AB - Polycystic kidney disease (PKD) results in the formation of renal cysts that can impair function leading to renal failure. DNA damage accumulates in renal epithelial cells in PKD but the molecular mechanisms are unclear and are investigated here. Phosphoinositide 3- kinase (PI3K)/AKT signaling activates mammalian target of rapamycin complex 1 (mTORC1) and hyperactivation of mTORC1 is a common event in PKD, however, mTORC1 inhibitors have yielded disappointing results in clinical trials. Here we demonstrate AKT and mTORC1 hyperactivation in two representative murine PKD models (renal epithelial-specific Inpp5e knockout and collecting duct-specific Pkd1 deletion) and identify a downstream signaling network that contributes to DNA damage accumulation. Inpp5e- and Pkd1-null renal epithelial cells showed DNA damage including double-stranded DNA breaks associated with increased replication fork numbers, multinucleation and centrosome amplification. mTORC1 activated CAD, which promotes de novo pyrimidine synthesis, to sustain cell proliferation. AKT, but not mTORC1, inhibited the DNA repair/replication fork origin firing regulator TOPBP1, which impacts on DNA damage and cell proliferation. Notably, Inpp5e- and Pkd1-null renal epithelial cell spheroid formation defects were rescued by AKT inhibition. These data reveal that AKT hyperactivation contributes to DNA damage accumulation in multiple forms of PKD and cooperates with mTORC1 to promote cell proliferation. Hyperactivation of AKT may play a causal role in PKD by regulating DNA damage and cell proliferation, independent of mTORC1, and AKT inhibition may be a novel therapeutic approach for PKD.

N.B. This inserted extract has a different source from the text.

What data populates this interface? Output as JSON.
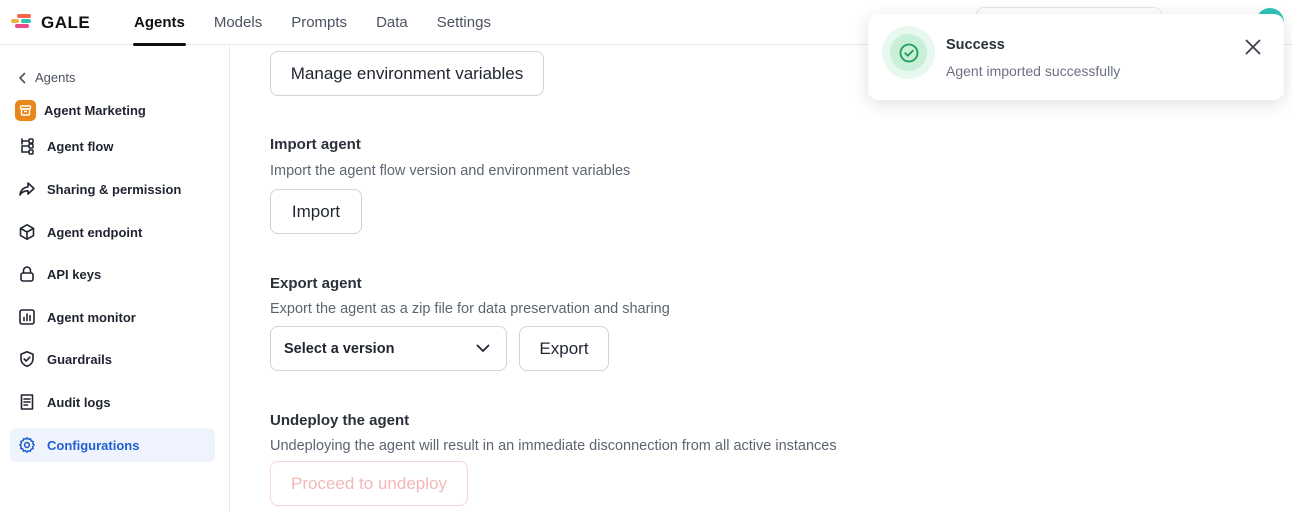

U2 - 10.1093/hmg/ddz232

DO - 10.1093/hmg/ddz232

M3 - Article

JO - Human Molecular Genetics

JF - Human Molecular Genetics

SN - 0964-6906

ER -